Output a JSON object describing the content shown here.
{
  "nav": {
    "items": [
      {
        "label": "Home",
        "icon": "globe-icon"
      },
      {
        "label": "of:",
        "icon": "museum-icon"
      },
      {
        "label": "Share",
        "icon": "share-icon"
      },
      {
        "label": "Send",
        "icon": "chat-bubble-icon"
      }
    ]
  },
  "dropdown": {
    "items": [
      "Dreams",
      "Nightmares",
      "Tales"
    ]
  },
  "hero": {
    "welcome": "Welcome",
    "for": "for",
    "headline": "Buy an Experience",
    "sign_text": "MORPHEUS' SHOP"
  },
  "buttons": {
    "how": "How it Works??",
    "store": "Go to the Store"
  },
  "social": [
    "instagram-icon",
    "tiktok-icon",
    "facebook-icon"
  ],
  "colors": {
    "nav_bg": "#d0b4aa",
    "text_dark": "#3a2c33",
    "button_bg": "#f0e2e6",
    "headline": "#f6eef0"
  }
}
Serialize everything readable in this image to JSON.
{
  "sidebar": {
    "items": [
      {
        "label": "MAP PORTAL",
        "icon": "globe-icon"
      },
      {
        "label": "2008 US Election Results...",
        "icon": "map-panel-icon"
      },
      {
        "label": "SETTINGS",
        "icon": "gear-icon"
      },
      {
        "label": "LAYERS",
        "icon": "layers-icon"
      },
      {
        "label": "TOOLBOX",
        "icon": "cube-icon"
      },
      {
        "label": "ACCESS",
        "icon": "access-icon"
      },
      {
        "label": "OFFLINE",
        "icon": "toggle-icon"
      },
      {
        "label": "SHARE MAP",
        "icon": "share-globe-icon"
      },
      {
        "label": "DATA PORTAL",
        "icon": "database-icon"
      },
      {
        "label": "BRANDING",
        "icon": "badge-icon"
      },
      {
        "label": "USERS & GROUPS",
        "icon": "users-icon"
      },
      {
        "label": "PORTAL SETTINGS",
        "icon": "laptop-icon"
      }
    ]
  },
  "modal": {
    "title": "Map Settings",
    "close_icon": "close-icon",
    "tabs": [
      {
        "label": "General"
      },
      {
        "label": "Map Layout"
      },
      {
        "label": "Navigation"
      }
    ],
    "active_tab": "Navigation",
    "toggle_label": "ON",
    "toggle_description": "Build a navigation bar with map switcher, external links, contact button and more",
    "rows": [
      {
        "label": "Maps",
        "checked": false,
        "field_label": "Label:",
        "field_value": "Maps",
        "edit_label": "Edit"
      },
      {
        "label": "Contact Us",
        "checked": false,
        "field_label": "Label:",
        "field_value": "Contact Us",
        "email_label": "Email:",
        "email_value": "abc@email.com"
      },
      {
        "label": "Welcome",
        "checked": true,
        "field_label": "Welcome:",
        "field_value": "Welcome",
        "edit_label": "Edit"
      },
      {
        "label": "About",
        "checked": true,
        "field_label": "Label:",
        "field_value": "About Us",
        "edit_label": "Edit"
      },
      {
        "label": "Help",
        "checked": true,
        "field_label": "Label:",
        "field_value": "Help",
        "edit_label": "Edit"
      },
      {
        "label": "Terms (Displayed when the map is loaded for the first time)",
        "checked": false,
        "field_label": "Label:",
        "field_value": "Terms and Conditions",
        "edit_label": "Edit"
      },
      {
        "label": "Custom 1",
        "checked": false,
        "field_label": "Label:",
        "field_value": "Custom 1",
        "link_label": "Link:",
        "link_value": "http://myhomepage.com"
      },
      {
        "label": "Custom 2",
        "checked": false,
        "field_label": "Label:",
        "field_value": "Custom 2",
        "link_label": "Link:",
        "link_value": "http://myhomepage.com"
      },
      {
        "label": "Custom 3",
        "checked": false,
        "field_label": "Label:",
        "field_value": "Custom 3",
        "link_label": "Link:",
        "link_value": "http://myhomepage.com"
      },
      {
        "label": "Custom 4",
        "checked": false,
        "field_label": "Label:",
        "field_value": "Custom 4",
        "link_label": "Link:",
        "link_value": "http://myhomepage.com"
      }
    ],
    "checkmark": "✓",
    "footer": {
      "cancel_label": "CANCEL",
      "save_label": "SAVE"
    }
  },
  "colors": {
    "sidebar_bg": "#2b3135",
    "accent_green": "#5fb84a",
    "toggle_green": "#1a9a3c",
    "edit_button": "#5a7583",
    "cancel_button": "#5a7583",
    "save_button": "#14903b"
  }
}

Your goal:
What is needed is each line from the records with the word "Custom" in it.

Result:
        "label": "Custom 1",
        "field_value": "Custom 1",
        "label": "Custom 2",
        "field_value": "Custom 2",
        "label": "Custom 3",
        "field_value": "Custom 3",
        "label": "Custom 4",
        "field_value": "Custom 4",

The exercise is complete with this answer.